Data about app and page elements

▬▬▬▬▬▬▬▬▬▬

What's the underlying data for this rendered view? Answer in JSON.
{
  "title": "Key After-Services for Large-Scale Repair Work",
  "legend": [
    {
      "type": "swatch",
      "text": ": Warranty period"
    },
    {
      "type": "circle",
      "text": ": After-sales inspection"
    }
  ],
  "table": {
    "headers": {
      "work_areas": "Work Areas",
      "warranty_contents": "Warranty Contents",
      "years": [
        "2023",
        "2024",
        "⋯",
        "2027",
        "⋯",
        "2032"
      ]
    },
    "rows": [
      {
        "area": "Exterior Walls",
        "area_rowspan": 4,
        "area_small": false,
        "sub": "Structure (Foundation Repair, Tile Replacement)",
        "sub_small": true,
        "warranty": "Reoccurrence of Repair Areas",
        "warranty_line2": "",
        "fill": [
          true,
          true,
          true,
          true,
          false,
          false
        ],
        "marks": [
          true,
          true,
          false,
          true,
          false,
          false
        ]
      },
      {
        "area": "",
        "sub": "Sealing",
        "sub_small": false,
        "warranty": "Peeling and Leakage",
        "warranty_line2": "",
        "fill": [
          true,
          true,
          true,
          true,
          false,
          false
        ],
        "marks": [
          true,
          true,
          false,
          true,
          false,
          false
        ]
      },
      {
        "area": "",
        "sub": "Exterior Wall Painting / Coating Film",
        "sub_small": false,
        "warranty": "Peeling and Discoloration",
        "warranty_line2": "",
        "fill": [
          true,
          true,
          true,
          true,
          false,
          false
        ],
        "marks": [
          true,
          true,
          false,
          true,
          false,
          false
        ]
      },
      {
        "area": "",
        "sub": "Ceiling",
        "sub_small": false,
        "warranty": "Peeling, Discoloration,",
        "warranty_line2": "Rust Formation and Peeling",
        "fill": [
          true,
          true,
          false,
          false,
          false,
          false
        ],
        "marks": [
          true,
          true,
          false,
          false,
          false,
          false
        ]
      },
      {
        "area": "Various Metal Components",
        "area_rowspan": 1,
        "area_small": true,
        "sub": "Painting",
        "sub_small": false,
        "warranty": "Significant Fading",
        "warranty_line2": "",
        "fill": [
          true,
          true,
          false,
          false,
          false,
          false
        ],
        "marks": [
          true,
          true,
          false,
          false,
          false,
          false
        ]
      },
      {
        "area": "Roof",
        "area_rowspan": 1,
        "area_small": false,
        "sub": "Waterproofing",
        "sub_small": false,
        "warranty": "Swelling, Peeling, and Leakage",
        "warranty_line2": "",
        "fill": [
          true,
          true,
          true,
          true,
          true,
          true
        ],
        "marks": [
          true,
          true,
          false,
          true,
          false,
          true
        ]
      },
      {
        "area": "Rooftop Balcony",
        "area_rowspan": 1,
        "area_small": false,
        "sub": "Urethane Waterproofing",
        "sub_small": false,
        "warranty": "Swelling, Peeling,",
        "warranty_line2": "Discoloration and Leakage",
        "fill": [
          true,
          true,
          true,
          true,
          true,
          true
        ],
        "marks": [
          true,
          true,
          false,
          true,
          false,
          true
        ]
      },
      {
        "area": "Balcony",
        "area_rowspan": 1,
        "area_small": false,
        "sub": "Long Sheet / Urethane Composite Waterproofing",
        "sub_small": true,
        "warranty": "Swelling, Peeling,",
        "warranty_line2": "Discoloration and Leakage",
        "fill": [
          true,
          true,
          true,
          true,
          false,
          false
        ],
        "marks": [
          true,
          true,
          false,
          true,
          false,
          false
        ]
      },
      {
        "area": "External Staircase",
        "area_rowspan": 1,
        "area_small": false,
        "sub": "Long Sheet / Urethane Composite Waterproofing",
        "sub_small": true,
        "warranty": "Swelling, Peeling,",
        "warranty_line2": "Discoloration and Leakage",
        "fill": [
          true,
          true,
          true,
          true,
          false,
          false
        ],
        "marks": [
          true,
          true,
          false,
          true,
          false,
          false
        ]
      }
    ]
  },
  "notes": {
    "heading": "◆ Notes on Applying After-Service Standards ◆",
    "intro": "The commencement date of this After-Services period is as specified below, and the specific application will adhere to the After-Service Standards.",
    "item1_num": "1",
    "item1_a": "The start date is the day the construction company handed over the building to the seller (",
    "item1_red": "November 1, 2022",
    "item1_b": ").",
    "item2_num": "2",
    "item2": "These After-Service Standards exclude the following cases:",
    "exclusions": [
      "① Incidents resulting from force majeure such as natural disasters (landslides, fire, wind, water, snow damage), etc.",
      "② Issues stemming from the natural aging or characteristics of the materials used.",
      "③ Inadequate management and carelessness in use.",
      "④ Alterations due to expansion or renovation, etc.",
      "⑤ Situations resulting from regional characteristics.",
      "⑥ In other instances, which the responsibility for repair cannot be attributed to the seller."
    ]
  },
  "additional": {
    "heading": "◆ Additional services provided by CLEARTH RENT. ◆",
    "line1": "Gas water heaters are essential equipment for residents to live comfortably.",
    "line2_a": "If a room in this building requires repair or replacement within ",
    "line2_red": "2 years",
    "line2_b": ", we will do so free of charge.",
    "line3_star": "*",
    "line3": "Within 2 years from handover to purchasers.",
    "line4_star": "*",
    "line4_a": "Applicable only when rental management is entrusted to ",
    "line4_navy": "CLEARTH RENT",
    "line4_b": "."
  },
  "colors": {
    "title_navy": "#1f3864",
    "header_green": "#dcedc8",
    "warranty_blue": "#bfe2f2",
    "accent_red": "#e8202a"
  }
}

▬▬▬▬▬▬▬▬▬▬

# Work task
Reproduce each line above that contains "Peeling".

# Problem solution
        "warranty": "Peeling and Leakage",
        "warranty": "Peeling and Discoloration",
        "warranty": "Peeling, Discoloration,",
        "warranty_line2": "Rust Formation and Peeling",
        "warranty": "Swelling, Peeling, and Leakage",
        "warranty": "Swelling, Peeling,",
        "warranty": "Swelling, Peeling,",
        "warranty": "Swelling, Peeling,",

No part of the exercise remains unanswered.